Competitive districts have an even balance of voters from the two major political parties such that candidates from either party can win in general elections. Districts that are not competitive are those that have an overwhelming majority of voters from one political party and regularly elect candidates only from that one party.
When a district is not competitive, the primary election usually determines the general election results. Primary elections have lower voter turnout than general elections and the voters who vote in the primary are the most ardent party loyalists. Primary candidates “play to their base” and largely ignore other voters and constituents, because they need only a majority of the ardent partisan loyalists to be elected. More partisan extremists get elected, then go to the Legislature to work toward the more extreme agenda their base demands. These politically safe districts are safe for political parties but they are unsafe for minority constituents and for the willingness to compromise that is the democratic process.

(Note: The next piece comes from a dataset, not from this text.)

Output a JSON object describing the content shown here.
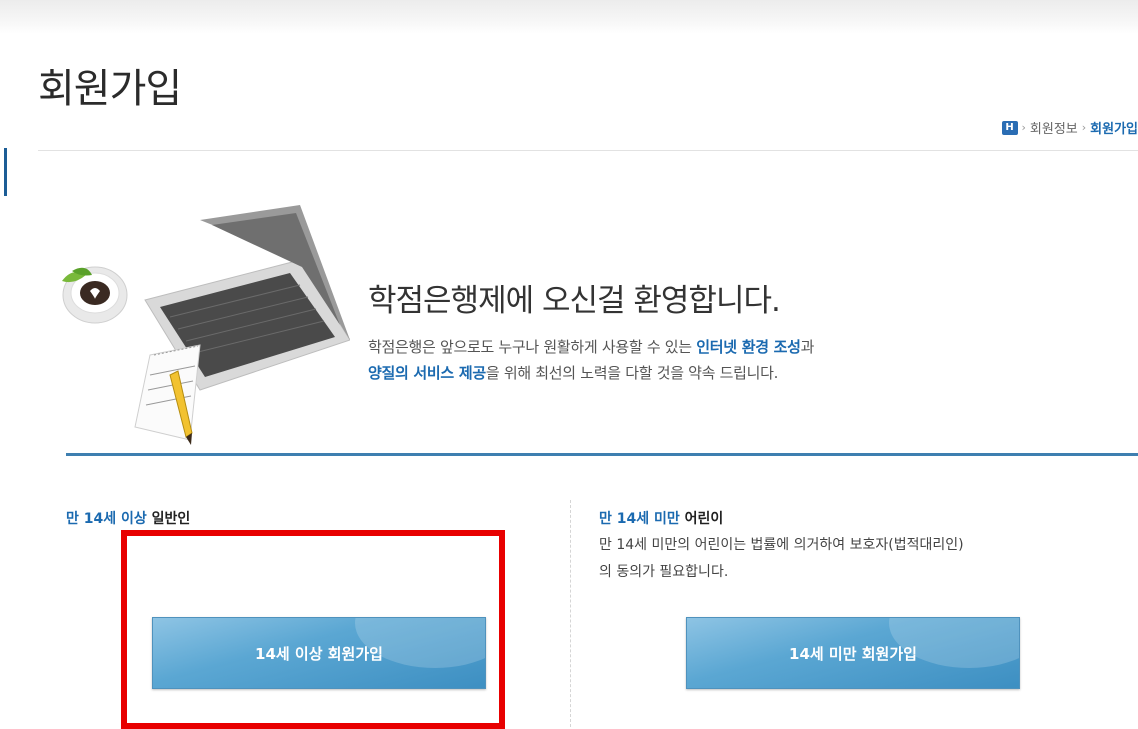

When a district is “competitive,” primary voters in both political parties know their candidate will need to appeal to a variety of constituents and politically diverse voters in the general election. Competitive district primaries elect more moderate candidates from both parties who remain responsive to a broad range of constituents and are willing to compromise on legislation. Competitive districts have the potential to mitigate the partisan extremism that has led to the inability of lawmakers to work together and pass legislation favored by the majority of citizens.
Redistricting offers opportunity for public to submit maps
There are several free map-drawing software programs available on the internet that are user-friendly. The software programs display the characteristics of each district as it is drawn, including total population and partisan lean. Links to these programs as well as the criteria maps must meet, including how to measure competitiveness, can be found on the commission’s website: https://mtredistricting.gov/
The Montana League of Women Voters website also has information and links to these software programs: https://my.lwv.org/montana
Now is the time for the pubic to weigh in with maps and ideas that reflect our concerns and priorities. Communities of interest and competitive districts offer the opportunity to create districts in which voters can elect representatives that more closely reflect constituent concerns not just at election time but throughout the time they serve.
Nancy Leifer is president of the League of Women Voters of Montana. Sue Hoell and Becky Piske, co-presidents, League of Women Voters of the Helena Area.